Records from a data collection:
- - - -

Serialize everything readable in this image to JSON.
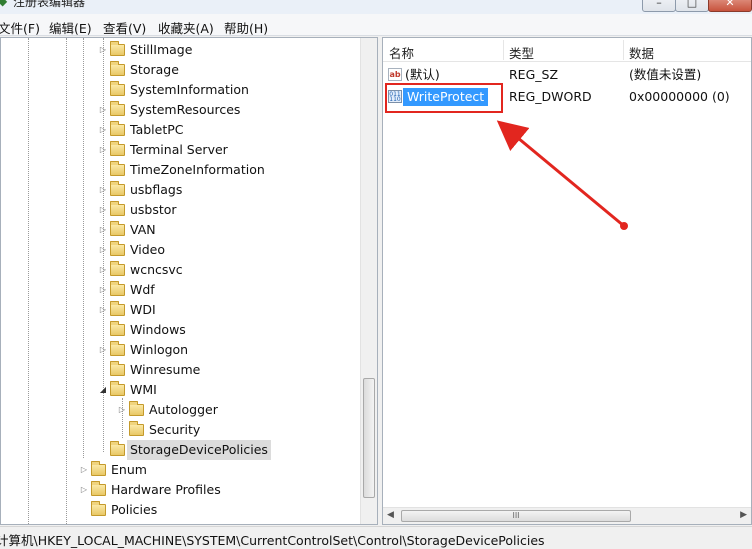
{
  "window": {
    "title": "注册表编辑器"
  },
  "menu": [
    {
      "label": "文件(F)"
    },
    {
      "label": "编辑(E)"
    },
    {
      "label": "查看(V)"
    },
    {
      "label": "收藏夹(A)"
    },
    {
      "label": "帮助(H)"
    }
  ],
  "tree": {
    "items": [
      {
        "label": "StillImage",
        "expander": "▷"
      },
      {
        "label": "Storage",
        "expander": ""
      },
      {
        "label": "SystemInformation",
        "expander": ""
      },
      {
        "label": "SystemResources",
        "expander": "▷"
      },
      {
        "label": "TabletPC",
        "expander": "▷"
      },
      {
        "label": "Terminal Server",
        "expander": "▷"
      },
      {
        "label": "TimeZoneInformation",
        "expander": ""
      },
      {
        "label": "usbflags",
        "expander": "▷"
      },
      {
        "label": "usbstor",
        "expander": "▷"
      },
      {
        "label": "VAN",
        "expander": "▷"
      },
      {
        "label": "Video",
        "expander": "▷"
      },
      {
        "label": "wcncsvc",
        "expander": "▷"
      },
      {
        "label": "Wdf",
        "expander": "▷"
      },
      {
        "label": "WDI",
        "expander": "▷"
      },
      {
        "label": "Windows",
        "expander": ""
      },
      {
        "label": "Winlogon",
        "expander": "▷"
      },
      {
        "label": "Winresume",
        "expander": ""
      },
      {
        "label": "WMI",
        "expander": "◢"
      },
      {
        "label": "Autologger",
        "expander": "▷"
      },
      {
        "label": "Security",
        "expander": ""
      },
      {
        "label": "StorageDevicePolicies",
        "expander": "",
        "selected": true
      },
      {
        "label": "Enum",
        "expander": "▷"
      },
      {
        "label": "Hardware Profiles",
        "expander": "▷"
      },
      {
        "label": "Policies",
        "expander": ""
      }
    ]
  },
  "list": {
    "columns": {
      "name": "名称",
      "type": "类型",
      "data": "数据"
    },
    "rows": [
      {
        "icon": "string-value-icon",
        "icon_text": "ab",
        "name": "(默认)",
        "type": "REG_SZ",
        "data": "(数值未设置)"
      },
      {
        "icon": "binary-value-icon",
        "icon_text": "011 110",
        "name": "WriteProtect",
        "type": "REG_DWORD",
        "data": "0x00000000 (0)"
      }
    ],
    "hscroll_thumb": "III"
  },
  "status": {
    "path": "计算机\\HKEY_LOCAL_MACHINE\\SYSTEM\\CurrentControlSet\\Control\\StorageDevicePolicies"
  },
  "colors": {
    "annotation": "#e2261f",
    "selection": "#3399ff"
  }
}
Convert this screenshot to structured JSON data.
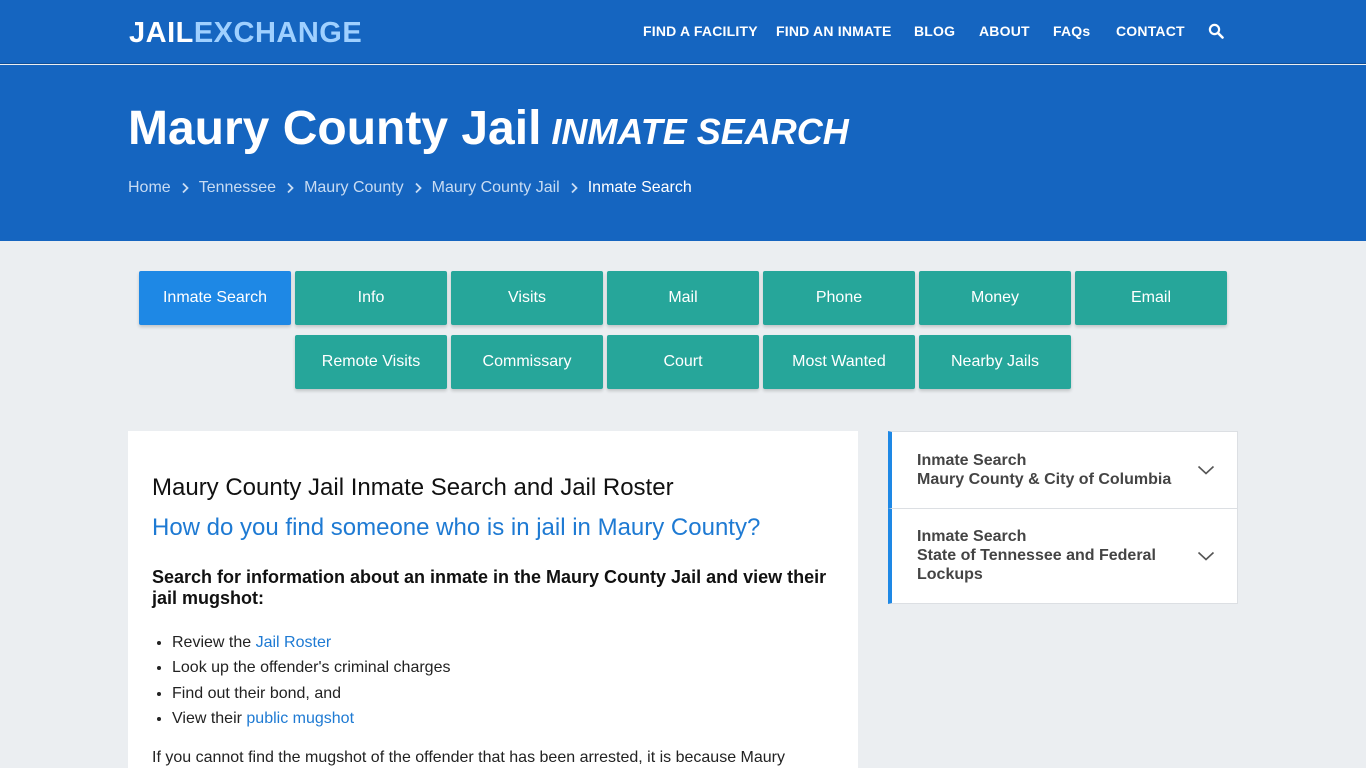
{
  "header": {
    "logo_part1": "JAIL",
    "logo_part2": "EXCHANGE",
    "nav": [
      {
        "label": "FIND A FACILITY"
      },
      {
        "label": "FIND AN INMATE"
      },
      {
        "label": "BLOG"
      },
      {
        "label": "ABOUT"
      },
      {
        "label": "FAQs"
      },
      {
        "label": "CONTACT"
      }
    ],
    "search_icon": "search-icon"
  },
  "hero": {
    "title": "Maury County Jail",
    "subtitle": "INMATE SEARCH",
    "breadcrumb": [
      {
        "label": "Home"
      },
      {
        "label": "Tennessee"
      },
      {
        "label": "Maury County"
      },
      {
        "label": "Maury County Jail"
      },
      {
        "label": "Inmate Search"
      }
    ]
  },
  "tabs": {
    "row1": [
      {
        "label": "Inmate Search",
        "active": true
      },
      {
        "label": "Info"
      },
      {
        "label": "Visits"
      },
      {
        "label": "Mail"
      },
      {
        "label": "Phone"
      },
      {
        "label": "Money"
      },
      {
        "label": "Email"
      }
    ],
    "row2": [
      {
        "label": "Remote Visits"
      },
      {
        "label": "Commissary"
      },
      {
        "label": "Court"
      },
      {
        "label": "Most Wanted"
      },
      {
        "label": "Nearby Jails"
      }
    ]
  },
  "content": {
    "heading": "Maury County Jail Inmate Search and Jail Roster",
    "question": "How do you find someone who is in jail in Maury County?",
    "lead": "Search for information about an inmate in the Maury County Jail and view their jail mugshot:",
    "list": [
      {
        "prefix": "Review the ",
        "link": "Jail Roster",
        "suffix": ""
      },
      {
        "prefix": "Look up the offender's criminal charges",
        "link": "",
        "suffix": ""
      },
      {
        "prefix": "Find out their bond, and",
        "link": "",
        "suffix": ""
      },
      {
        "prefix": "View their ",
        "link": "public mugshot",
        "suffix": ""
      }
    ],
    "paragraph": "If you cannot find the mugshot of the offender that has been arrested, it is because Maury"
  },
  "sidebar": [
    {
      "title": "Inmate Search",
      "subtitle": "Maury County & City of Columbia"
    },
    {
      "title": "Inmate Search",
      "subtitle": "State of Tennessee and Federal Lockups"
    }
  ],
  "colors": {
    "header_blue": "#1565c0",
    "tab_teal": "#26a69a",
    "tab_active": "#1e88e5",
    "link_blue": "#1e7ad3",
    "logo_accent": "#9fd0ff"
  }
}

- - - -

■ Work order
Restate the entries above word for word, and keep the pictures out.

■ Completed task
Serialize everything readable in this image to JSON.
{
  "window": {
    "title": "注册表编辑器"
  },
  "menu": [
    {
      "label": "文件(F)"
    },
    {
      "label": "编辑(E)"
    },
    {
      "label": "查看(V)"
    },
    {
      "label": "收藏夹(A)"
    },
    {
      "label": "帮助(H)"
    }
  ],
  "tree": {
    "items": [
      {
        "label": "StillImage",
        "expander": "▷"
      },
      {
        "label": "Storage",
        "expander": ""
      },
      {
        "label": "SystemInformation",
        "expander": ""
      },
      {
        "label": "SystemResources",
        "expander": "▷"
      },
      {
        "label": "TabletPC",
        "expander": "▷"
      },
      {
        "label": "Terminal Server",
        "expander": "▷"
      },
      {
        "label": "TimeZoneInformation",
        "expander": ""
      },
      {
        "label": "usbflags",
        "expander": "▷"
      },
      {
        "label": "usbstor",
        "expander": "▷"
      },
      {
        "label": "VAN",
        "expander": "▷"
      },
      {
        "label": "Video",
        "expander": "▷"
      },
      {
        "label": "wcncsvc",
        "expander": "▷"
      },
      {
        "label": "Wdf",
        "expander": "▷"
      },
      {
        "label": "WDI",
        "expander": "▷"
      },
      {
        "label": "Windows",
        "expander": ""
      },
      {
        "label": "Winlogon",
        "expander": "▷"
      },
      {
        "label": "Winresume",
        "expander": ""
      },
      {
        "label": "WMI",
        "expander": "◢"
      },
      {
        "label": "Autologger",
        "expander": "▷"
      },
      {
        "label": "Security",
        "expander": ""
      },
      {
        "label": "StorageDevicePolicies",
        "expander": "",
        "selected": true
      },
      {
        "label": "Enum",
        "expander": "▷"
      },
      {
        "label": "Hardware Profiles",
        "expander": "▷"
      },
      {
        "label": "Policies",
        "expander": ""
      }
    ]
  },
  "list": {
    "columns": {
      "name": "名称",
      "type": "类型",
      "data": "数据"
    },
    "rows": [
      {
        "icon": "string-value-icon",
        "icon_text": "ab",
        "name": "(默认)",
        "type": "REG_SZ",
        "data": "(数值未设置)"
      },
      {
        "icon": "binary-value-icon",
        "icon_text": "011 110",
        "name": "WriteProtect",
        "type": "REG_DWORD",
        "data": "0x00000000 (0)"
      }
    ],
    "hscroll_thumb": "III"
  },
  "status": {
    "path": "计算机\\HKEY_LOCAL_MACHINE\\SYSTEM\\CurrentControlSet\\Control\\StorageDevicePolicies"
  },
  "colors": {
    "annotation": "#e2261f",
    "selection": "#3399ff"
  }
}
Convert this screenshot to structured JSON data.
{
  "header": {
    "logo_part1": "JAIL",
    "logo_part2": "EXCHANGE",
    "nav": [
      {
        "label": "FIND A FACILITY"
      },
      {
        "label": "FIND AN INMATE"
      },
      {
        "label": "BLOG"
      },
      {
        "label": "ABOUT"
      },
      {
        "label": "FAQs"
      },
      {
        "label": "CONTACT"
      }
    ],
    "search_icon": "search-icon"
  },
  "hero": {
    "title": "Maury County Jail",
    "subtitle": "INMATE SEARCH",
    "breadcrumb": [
      {
        "label": "Home"
      },
      {
        "label": "Tennessee"
      },
      {
        "label": "Maury County"
      },
      {
        "label": "Maury County Jail"
      },
      {
        "label": "Inmate Search"
      }
    ]
  },
  "tabs": {
    "row1": [
      {
        "label": "Inmate Search",
        "active": true
      },
      {
        "label": "Info"
      },
      {
        "label": "Visits"
      },
      {
        "label": "Mail"
      },
      {
        "label": "Phone"
      },
      {
        "label": "Money"
      },
      {
        "label": "Email"
      }
    ],
    "row2": [
      {
        "label": "Remote Visits"
      },
      {
        "label": "Commissary"
      },
      {
        "label": "Court"
      },
      {
        "label": "Most Wanted"
      },
      {
        "label": "Nearby Jails"
      }
    ]
  },
  "content": {
    "heading": "Maury County Jail Inmate Search and Jail Roster",
    "question": "How do you find someone who is in jail in Maury County?",
    "lead": "Search for information about an inmate in the Maury County Jail and view their jail mugshot:",
    "list": [
      {
        "prefix": "Review the ",
        "link": "Jail Roster",
        "suffix": ""
      },
      {
        "prefix": "Look up the offender's criminal charges",
        "link": "",
        "suffix": ""
      },
      {
        "prefix": "Find out their bond, and",
        "link": "",
        "suffix": ""
      },
      {
        "prefix": "View their ",
        "link": "public mugshot",
        "suffix": ""
      }
    ],
    "paragraph": "If you cannot find the mugshot of the offender that has been arrested, it is because Maury"
  },
  "sidebar": [
    {
      "title": "Inmate Search",
      "subtitle": "Maury County & City of Columbia"
    },
    {
      "title": "Inmate Search",
      "subtitle": "State of Tennessee and Federal Lockups"
    }
  ],
  "colors": {
    "header_blue": "#1565c0",
    "tab_teal": "#26a69a",
    "tab_active": "#1e88e5",
    "link_blue": "#1e7ad3",
    "logo_accent": "#9fd0ff"
  }
}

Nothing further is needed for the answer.